THE TASK: Output each record below exactly as it stands, leaving out the pictures.
**** DATA TO USE ****
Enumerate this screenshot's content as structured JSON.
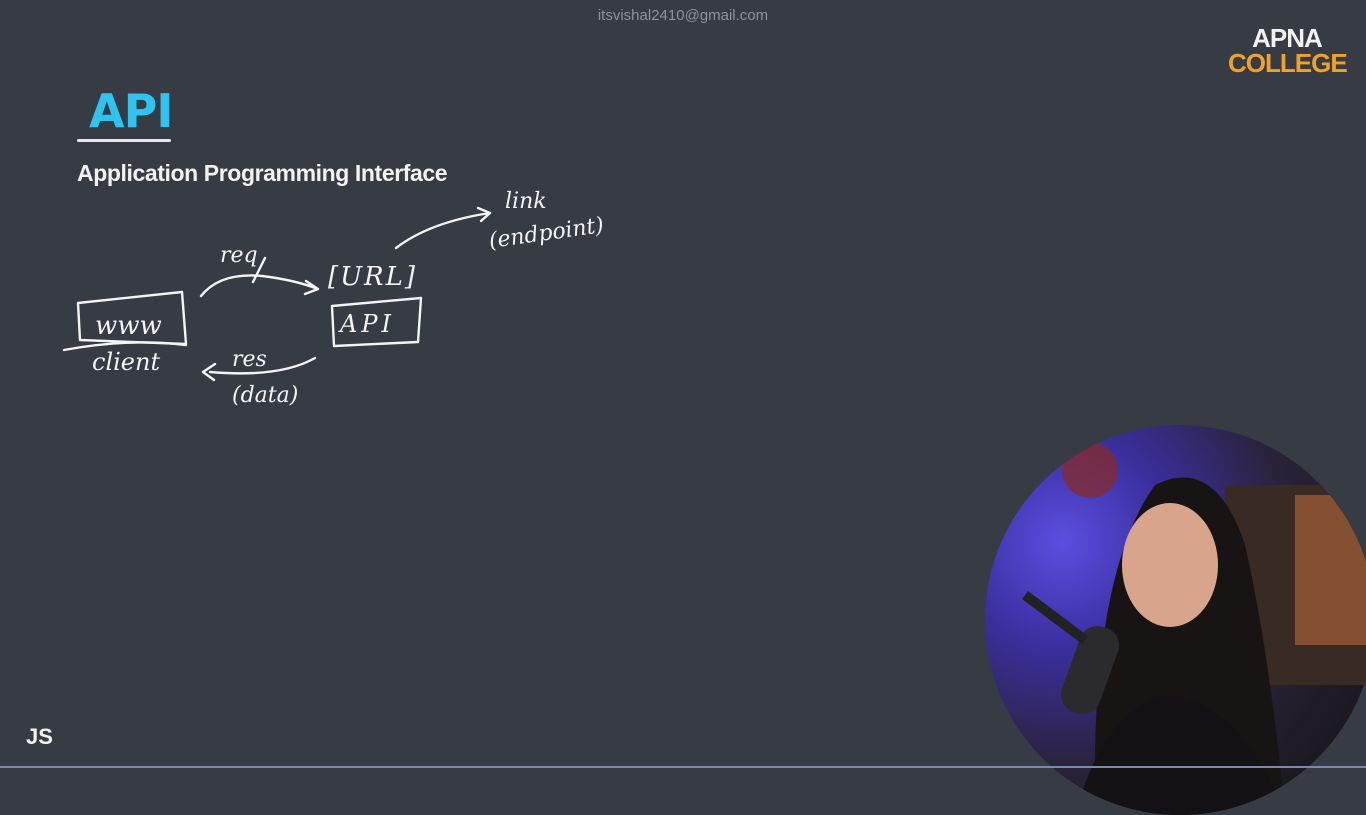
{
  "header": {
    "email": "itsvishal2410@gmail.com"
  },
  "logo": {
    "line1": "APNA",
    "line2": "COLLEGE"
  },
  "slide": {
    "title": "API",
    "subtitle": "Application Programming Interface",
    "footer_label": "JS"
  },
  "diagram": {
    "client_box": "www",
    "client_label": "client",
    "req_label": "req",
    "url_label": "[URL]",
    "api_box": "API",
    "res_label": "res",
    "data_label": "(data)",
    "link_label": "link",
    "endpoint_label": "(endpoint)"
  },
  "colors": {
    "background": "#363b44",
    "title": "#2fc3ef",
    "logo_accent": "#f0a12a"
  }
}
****
SOLUTION TO THE EXERCISE:
Enumerate this screenshot's content as structured JSON.
{
  "header": {
    "email": "itsvishal2410@gmail.com"
  },
  "logo": {
    "line1": "APNA",
    "line2": "COLLEGE"
  },
  "slide": {
    "title": "API",
    "subtitle": "Application Programming Interface",
    "footer_label": "JS"
  },
  "diagram": {
    "client_box": "www",
    "client_label": "client",
    "req_label": "req",
    "url_label": "[URL]",
    "api_box": "API",
    "res_label": "res",
    "data_label": "(data)",
    "link_label": "link",
    "endpoint_label": "(endpoint)"
  },
  "colors": {
    "background": "#363b44",
    "title": "#2fc3ef",
    "logo_accent": "#f0a12a"
  }
}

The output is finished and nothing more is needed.